### Task
The tail of the records, from the line containing "What's the underlying" through the final line, should be printed exactly and on its own.

======== Supplied material

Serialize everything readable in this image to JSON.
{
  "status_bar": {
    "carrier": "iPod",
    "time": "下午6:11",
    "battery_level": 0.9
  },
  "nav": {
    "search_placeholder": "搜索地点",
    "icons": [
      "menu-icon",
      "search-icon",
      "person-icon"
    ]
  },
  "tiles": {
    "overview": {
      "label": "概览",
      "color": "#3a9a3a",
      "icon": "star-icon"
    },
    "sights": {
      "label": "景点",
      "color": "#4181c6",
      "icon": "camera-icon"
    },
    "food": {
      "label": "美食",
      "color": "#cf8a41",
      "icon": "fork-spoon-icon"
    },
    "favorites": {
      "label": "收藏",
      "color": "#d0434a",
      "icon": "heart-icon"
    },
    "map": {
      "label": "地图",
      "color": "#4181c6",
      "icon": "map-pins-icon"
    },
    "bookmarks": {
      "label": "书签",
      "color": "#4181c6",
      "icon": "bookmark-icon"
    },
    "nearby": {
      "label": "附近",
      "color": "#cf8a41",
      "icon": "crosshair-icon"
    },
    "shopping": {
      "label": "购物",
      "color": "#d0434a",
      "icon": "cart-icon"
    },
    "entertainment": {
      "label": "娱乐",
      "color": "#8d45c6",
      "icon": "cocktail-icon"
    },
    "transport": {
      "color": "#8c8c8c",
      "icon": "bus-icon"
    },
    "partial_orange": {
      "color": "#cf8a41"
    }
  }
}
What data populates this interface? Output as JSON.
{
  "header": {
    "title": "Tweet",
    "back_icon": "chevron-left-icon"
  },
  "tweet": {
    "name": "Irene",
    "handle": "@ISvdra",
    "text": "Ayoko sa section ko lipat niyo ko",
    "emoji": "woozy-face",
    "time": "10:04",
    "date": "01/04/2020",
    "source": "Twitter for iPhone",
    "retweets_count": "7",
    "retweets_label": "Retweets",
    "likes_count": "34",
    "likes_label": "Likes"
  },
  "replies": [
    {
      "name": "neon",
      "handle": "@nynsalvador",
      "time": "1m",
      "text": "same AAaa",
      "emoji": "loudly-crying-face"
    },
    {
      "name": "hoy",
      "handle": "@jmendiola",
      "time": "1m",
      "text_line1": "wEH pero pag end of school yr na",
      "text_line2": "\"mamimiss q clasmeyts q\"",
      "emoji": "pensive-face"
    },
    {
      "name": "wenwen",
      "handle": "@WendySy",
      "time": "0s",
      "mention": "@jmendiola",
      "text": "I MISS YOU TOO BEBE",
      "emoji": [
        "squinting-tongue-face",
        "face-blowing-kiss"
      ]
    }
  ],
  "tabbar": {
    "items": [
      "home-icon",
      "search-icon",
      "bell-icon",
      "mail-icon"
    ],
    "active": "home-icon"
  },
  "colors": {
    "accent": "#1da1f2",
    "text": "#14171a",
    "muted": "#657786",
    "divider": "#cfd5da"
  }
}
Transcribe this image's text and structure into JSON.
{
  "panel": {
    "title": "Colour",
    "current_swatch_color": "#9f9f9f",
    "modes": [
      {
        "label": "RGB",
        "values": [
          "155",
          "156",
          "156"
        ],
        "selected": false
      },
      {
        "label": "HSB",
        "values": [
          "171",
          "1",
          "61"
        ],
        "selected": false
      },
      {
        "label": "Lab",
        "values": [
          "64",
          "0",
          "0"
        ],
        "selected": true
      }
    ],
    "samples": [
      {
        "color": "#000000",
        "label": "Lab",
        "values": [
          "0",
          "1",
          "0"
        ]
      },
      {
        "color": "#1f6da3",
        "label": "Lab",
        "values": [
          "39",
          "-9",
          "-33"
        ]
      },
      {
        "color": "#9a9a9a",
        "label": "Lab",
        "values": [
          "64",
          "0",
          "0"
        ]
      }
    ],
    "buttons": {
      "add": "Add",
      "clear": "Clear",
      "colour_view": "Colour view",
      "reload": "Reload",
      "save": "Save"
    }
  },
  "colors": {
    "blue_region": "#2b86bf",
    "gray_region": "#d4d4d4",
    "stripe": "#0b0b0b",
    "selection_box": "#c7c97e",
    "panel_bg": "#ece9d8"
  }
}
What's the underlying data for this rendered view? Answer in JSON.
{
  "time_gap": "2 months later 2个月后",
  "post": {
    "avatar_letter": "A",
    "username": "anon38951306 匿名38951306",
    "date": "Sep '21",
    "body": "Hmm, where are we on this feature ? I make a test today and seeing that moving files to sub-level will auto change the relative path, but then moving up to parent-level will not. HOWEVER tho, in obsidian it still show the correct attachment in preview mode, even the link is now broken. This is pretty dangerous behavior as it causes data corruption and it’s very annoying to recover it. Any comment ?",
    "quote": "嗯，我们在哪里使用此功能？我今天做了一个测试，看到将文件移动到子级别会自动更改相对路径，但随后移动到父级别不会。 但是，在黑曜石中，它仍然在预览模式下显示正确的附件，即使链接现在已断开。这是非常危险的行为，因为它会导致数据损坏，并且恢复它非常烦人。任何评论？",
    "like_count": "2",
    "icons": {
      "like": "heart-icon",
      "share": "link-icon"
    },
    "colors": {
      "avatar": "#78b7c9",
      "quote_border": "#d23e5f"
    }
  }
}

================

### Written solution
What's the underlying data for this rendered view? Answer in JSON.
{
  "time_gap": "2 months later 2个月后",
  "post": {
    "avatar_letter": "A",
    "username": "anon38951306 匿名38951306",
    "date": "Sep '21",
    "body": "Hmm, where are we on this feature ? I make a test today and seeing that moving files to sub-level will auto change the relative path, but then moving up to parent-level will not. HOWEVER tho, in obsidian it still show the correct attachment in preview mode, even the link is now broken. This is pretty dangerous behavior as it causes data corruption and it’s very annoying to recover it. Any comment ?",
    "quote": "嗯，我们在哪里使用此功能？我今天做了一个测试，看到将文件移动到子级别会自动更改相对路径，但随后移动到父级别不会。 但是，在黑曜石中，它仍然在预览模式下显示正确的附件，即使链接现在已断开。这是非常危险的行为，因为它会导致数据损坏，并且恢复它非常烦人。任何评论？",
    "like_count": "2",
    "icons": {
      "like": "heart-icon",
      "share": "link-icon"
    },
    "colors": {
      "avatar": "#78b7c9",
      "quote_border": "#d23e5f"
    }
  }
}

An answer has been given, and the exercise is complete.